The thing is, weather creates about 75% of all the problems that mess up flights in the US, says the Federal Aviation Administration (FAA). But not all weather is created equal when it comes to causing chaos up in the air. Here are the top four weather troubles that might just throw a wrench in your travel plans, from not-so-bad to seriously-huge-pain:

4. Blustery Winds

You’d think planes just go up and down like no big deal, right? Wrong! Wind speed and direction play a huge role in making takeoffs and landings safe.

Planes like to land and take off facing into the wind—it gives them the oomph and steadiness they need. Without a good headwind, they might struggle getting off the ground or land too fast.

Airports aim to have runways pointing in the same direction as the most common wind. But when strong crosswinds hit—those blowing across a plane’s path—it gets tough. Pilots have to deal with these by landing at an angle to fight the wind, and that can lead to rough landings or, worst-case scenario, missing the whole runway!

3. Can’t See a Thing

Visibility drops with different weather like dense fog, heavy rain, or snow, causing major delays.

Even though pilots can fly using instruments in clouds, having good ol’ eyesight near the runway is essential. Pilots need to see enough of the runway to spot possible dangers that instruments might miss—like other planes unexpectedly popping up.

But sometimes, things get hairy. In places like New York and Austin, near misses happened because planes almost collided on runways due to low visibility.

2. Snow and Ice Trouble

Winter brings its own drama with snow and ice causing big problems for planes.

On the ground, clearing runways of slippery snow is crucial for takeoffs and landings. But up in the air, it’s about keeping ice off planes. If ice builds up on wings, it messes with how air flows over them—messing up the lift that keeps planes up. Too much ice can even make a plane roll or behave weirdly mid-air!

Flying through clouds at freezing temperatures can coat planes in ice. If a plane has to descend through that freezing mess, it’s gotta get out of there fast or risk trouble.

1. Thunderstorm Showdown

Thunderstorms aren’t just a summer thing—they can pop up in the holiday season too!

These storms are bad news for flying. They bring severe turbulence—think crazy winds, updrafts, downdrafts, and hail. Inside a thunderstorm, planes face a bumpy ride that can cause injuries or worse.

To dodge the worst of it, planes take longer routes around thunderstorms instead of through them. That means more time in the air and later arrivals, causing a domino effect of delays.

Wrapping It Up

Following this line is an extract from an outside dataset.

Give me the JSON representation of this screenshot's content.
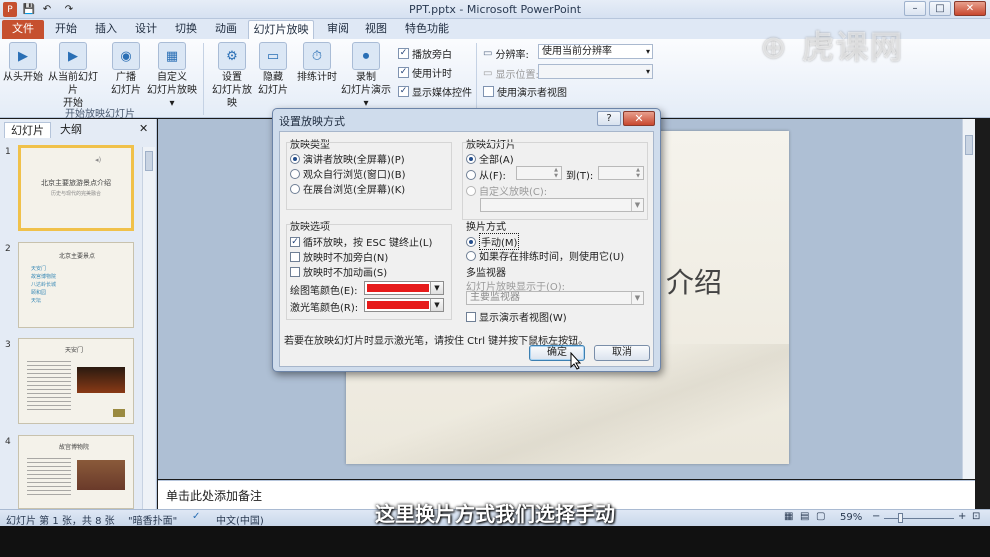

So yeah, weather’s the big boss when it comes to messing with your flight plans. From wind troubles to thunderstorm chaos, it’s a wild ride up there. But hey, sometimes flying earlier in the day can help dodge those stormy troubles.